When you look at the civil rights movement, everyone had to focus inward and everybody was needed to deal with this big issue at home. They had to suspend other ventures.
And once we got the same rights and privileges as everybody else, human nature—and this is not a black thing or a white thing or any color thing—pursues security, comfort and equality. And so when the playing field became a lot more level, I think our pursuits changed toward building up the community and I don’t think we’ve really begun to look outward.
People around the world have heard that story and have seen the overcoming of struggles. Black churches have a message of encouragement for the world.

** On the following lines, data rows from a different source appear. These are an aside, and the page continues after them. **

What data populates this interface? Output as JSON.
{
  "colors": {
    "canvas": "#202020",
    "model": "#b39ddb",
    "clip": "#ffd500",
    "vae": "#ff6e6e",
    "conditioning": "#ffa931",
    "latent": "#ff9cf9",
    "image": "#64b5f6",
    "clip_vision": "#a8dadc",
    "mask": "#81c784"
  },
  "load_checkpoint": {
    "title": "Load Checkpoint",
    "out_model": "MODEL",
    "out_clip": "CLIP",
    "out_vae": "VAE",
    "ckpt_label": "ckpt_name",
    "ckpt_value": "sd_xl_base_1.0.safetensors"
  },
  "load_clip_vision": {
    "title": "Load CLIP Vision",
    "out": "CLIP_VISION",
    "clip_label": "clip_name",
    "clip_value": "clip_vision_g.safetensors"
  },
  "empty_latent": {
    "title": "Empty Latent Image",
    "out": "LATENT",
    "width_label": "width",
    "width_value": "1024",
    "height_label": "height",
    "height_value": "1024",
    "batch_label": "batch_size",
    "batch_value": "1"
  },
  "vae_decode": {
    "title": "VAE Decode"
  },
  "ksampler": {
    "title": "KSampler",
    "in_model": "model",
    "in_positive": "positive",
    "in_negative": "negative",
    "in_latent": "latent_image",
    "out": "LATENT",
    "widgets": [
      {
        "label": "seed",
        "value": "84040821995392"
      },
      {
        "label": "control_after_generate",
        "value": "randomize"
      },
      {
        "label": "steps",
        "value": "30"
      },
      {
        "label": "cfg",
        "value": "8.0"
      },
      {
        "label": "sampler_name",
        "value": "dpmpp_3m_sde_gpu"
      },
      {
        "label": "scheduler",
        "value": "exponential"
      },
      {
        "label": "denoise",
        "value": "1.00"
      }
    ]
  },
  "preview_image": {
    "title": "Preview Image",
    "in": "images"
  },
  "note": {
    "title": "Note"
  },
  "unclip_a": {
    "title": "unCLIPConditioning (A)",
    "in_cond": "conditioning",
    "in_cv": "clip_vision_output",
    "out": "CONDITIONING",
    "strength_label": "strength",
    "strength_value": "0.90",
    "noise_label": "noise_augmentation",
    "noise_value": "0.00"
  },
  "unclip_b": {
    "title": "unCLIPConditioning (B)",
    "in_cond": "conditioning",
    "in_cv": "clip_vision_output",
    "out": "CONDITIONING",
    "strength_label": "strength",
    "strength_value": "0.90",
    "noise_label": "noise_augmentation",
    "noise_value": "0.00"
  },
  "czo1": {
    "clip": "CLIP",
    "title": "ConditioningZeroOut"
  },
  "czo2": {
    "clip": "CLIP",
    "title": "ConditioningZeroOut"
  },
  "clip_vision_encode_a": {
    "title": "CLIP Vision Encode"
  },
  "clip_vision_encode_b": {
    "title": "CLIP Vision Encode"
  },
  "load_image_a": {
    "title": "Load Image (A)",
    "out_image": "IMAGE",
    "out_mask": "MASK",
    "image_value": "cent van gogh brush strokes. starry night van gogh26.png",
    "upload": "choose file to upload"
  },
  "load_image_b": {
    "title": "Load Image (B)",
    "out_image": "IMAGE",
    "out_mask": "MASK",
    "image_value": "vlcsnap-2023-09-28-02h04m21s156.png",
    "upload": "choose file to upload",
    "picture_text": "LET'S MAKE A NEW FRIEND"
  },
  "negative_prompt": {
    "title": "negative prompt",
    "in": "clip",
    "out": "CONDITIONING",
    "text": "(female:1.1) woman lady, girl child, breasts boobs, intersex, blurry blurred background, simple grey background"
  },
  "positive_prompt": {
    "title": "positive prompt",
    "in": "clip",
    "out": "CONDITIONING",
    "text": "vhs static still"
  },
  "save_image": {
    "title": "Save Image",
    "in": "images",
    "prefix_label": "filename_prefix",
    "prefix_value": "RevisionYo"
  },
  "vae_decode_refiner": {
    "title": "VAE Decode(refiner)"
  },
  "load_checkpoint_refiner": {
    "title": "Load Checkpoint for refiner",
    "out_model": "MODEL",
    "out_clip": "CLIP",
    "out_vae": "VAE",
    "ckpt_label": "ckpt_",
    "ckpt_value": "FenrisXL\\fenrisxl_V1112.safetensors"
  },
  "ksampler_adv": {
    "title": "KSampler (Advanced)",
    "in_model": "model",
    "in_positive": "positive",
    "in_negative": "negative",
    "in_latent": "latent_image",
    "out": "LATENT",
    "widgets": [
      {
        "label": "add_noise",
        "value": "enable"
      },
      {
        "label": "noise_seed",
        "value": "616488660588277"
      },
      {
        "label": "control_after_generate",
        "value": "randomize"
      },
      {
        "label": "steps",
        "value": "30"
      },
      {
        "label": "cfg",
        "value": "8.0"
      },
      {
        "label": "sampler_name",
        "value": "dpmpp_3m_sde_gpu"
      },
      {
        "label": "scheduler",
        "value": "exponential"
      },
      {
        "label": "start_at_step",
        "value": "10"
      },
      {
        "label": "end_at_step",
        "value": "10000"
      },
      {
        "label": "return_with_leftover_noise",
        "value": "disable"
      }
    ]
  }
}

Leroy Barber: I’m the Jackie Robinson of missions, you know.
Soledad O’Brien, CNN special correspondent: Leroy Barber is a man with a calling, and he’s the president of Mission Year. It’s a year-long ministry and volunteer program for Christian young adults in the United States.
Barber: There is a goal for people coming to know Jesus. There is probably another strong goal of things are not right in the world, and I want to be part of making them right.
O’Brien: How many African-Americans are involved in Mission Year’s missionary work?
Barber: Generally about five percent a year or less sometimes.
O’Brien: So why does that matter?
Barber: I don’t think it’s good for a kid growing up in an urban neighborhood, to only see white faces coming to serve.
. . . . .
Jim Sutherland: In terms of the mission area percentage of African-Americans it’s less, far less than 1 percent.
O’Brien: Jim Sutherland studies missionary work and the black church.
Sutherland: Many black churches are—do a fairly good job of taking care of their own local communities but the vocation of missionary in the African-American church is essentially off the radar. It’s basically not there.
O’Brien: So why are there so few African-Americans who are involved in missionary work?
Barber: I think the way missions is traditionally done is you raise support to do it and—
Barber: Money. How you work out taking a year off which means not working, not earning an income.
* The African American Missions Manifesto, ratified in 2007 at Columbia International University, estimated the number of African-American missionaries to be around 500, though they admit the actual number is unknown and say that 500 “may be overestimated.” This would suggest that African Americans make up about 0.4% of the total number of missionaries. The percentage of protestants who are African American comes from numbers derived from the Pew Forum’s “Religious Portrait of African-Americans,” (January 30, 2009).